## EXERCISE DESCRIPTION
Read the records below and copy each line that contains "JSON".

## MATERIAL PROVIDED

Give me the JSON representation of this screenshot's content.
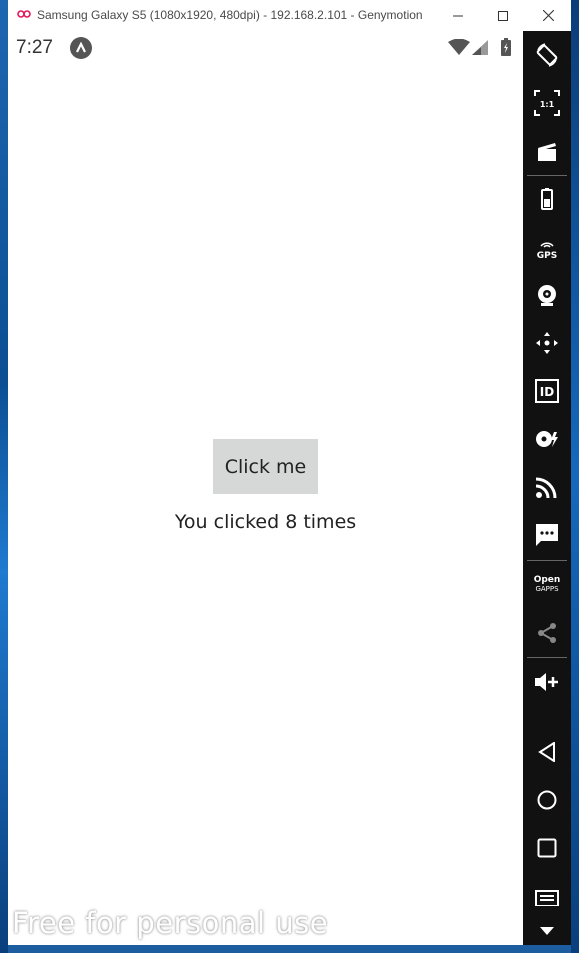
{
  "window": {
    "title": "Samsung Galaxy S5 (1080x1920, 480dpi) - 192.168.2.101 - Genymotion",
    "controls": {
      "minimize": "minimize-icon",
      "maximize": "maximize-icon",
      "close": "close-icon"
    }
  },
  "statusbar": {
    "time": "7:27",
    "notification_icon": "arrow-up-circle-icon",
    "icons": [
      "wifi-icon",
      "signal-icon",
      "battery-icon"
    ]
  },
  "app": {
    "button_label": "Click me",
    "click_message": "You clicked 8 times"
  },
  "watermark": "Free for personal use",
  "toolbar": {
    "items": [
      {
        "icon": "rotate-icon"
      },
      {
        "icon": "pixel-perfect-icon",
        "label": "1:1"
      },
      {
        "icon": "capture-icon"
      },
      {
        "icon": "battery-icon"
      },
      {
        "icon": "gps-icon",
        "label": "GPS"
      },
      {
        "icon": "webcam-icon"
      },
      {
        "icon": "remote-control-icon"
      },
      {
        "icon": "identifiers-icon",
        "label": "ID"
      },
      {
        "icon": "disk-io-icon"
      },
      {
        "icon": "network-icon"
      },
      {
        "icon": "sms-icon"
      },
      {
        "icon": "open-gapps-icon",
        "label_top": "Open",
        "label_bottom": "GAPPS"
      },
      {
        "icon": "share-icon"
      },
      {
        "icon": "volume-up-icon"
      },
      {
        "icon": "back-icon"
      },
      {
        "icon": "home-icon"
      },
      {
        "icon": "recent-apps-icon"
      },
      {
        "icon": "menu-icon"
      },
      {
        "icon": "scroll-down-icon"
      }
    ]
  },
  "colors": {
    "toolbar_bg": "#111111",
    "button_bg": "#d6d7d7",
    "desktop": "#1b5d9e"
  }
}
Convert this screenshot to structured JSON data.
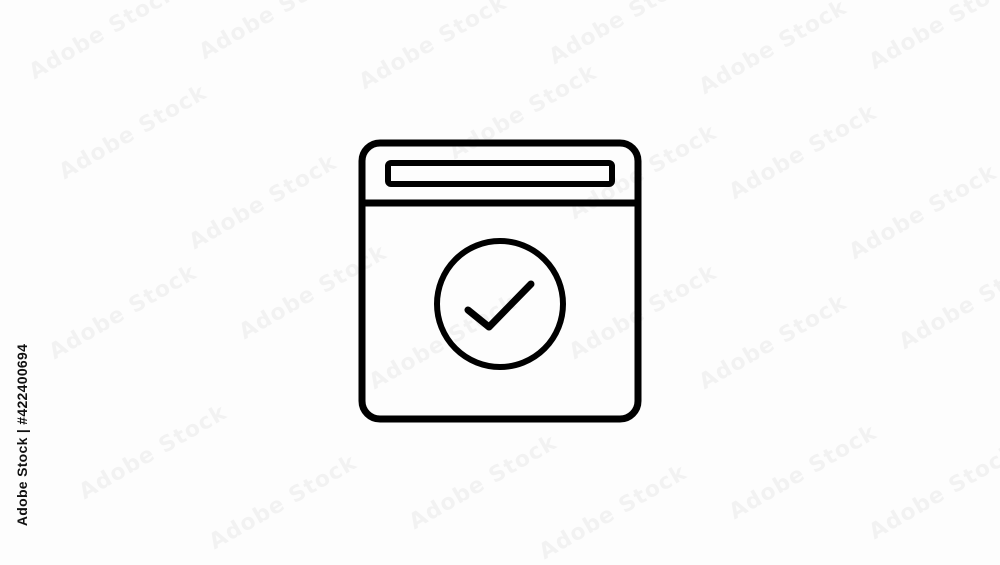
{
  "watermark": {
    "text": "Adobe Stock"
  },
  "stock_id": {
    "text": "Adobe Stock | #422400694"
  },
  "icon": {
    "name": "browser-window-check-icon",
    "stroke_color": "#000000",
    "background_color": "#fdfdfd"
  }
}
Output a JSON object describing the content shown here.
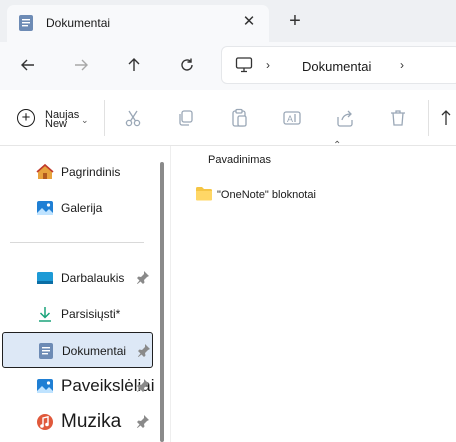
{
  "tab": {
    "title": "Dokumentai",
    "close_glyph": "✕",
    "new_tab_glyph": "+"
  },
  "address": {
    "chevron": "›",
    "location": "Dokumentai",
    "chevron_after": "›"
  },
  "toolbar": {
    "new_label": "Naujas",
    "new_label_overlay": "New",
    "new_chevron": "⌄",
    "icons": [
      "cut-icon",
      "copy-icon",
      "paste-icon",
      "rename-icon",
      "share-icon",
      "delete-icon",
      "sort-icon"
    ]
  },
  "sidebar": {
    "items": [
      {
        "label": "Pagrindinis",
        "icon": "home-icon",
        "pinned": false
      },
      {
        "label": "Galerija",
        "icon": "gallery-icon",
        "pinned": false
      },
      {
        "label": "Darbalaukis",
        "icon": "desktop-icon",
        "pinned": true
      },
      {
        "label": "Parsisiųsti*",
        "icon": "download-icon",
        "pinned": false
      },
      {
        "label": "Dokumentai",
        "icon": "documents-icon",
        "pinned": true,
        "selected": true
      },
      {
        "label": "Paveikslėliai",
        "icon": "pictures-icon",
        "pinned": true
      },
      {
        "label": "Muzika",
        "icon": "music-icon",
        "pinned": true
      }
    ]
  },
  "content": {
    "column_header": "Pavadinimas",
    "sort_caret": "⌃",
    "files": [
      {
        "name": "\"OneNote\" bloknotai",
        "type": "folder"
      }
    ]
  },
  "colors": {
    "accent": "#0067c0",
    "selected_bg": "#dde8f6",
    "folder": "#f5c544"
  }
}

## ANSWER AREA
Give me the JSON representation of this screenshot's content.
Convert this screenshot to structured JSON data.
Output a JSON object describing the content shown here.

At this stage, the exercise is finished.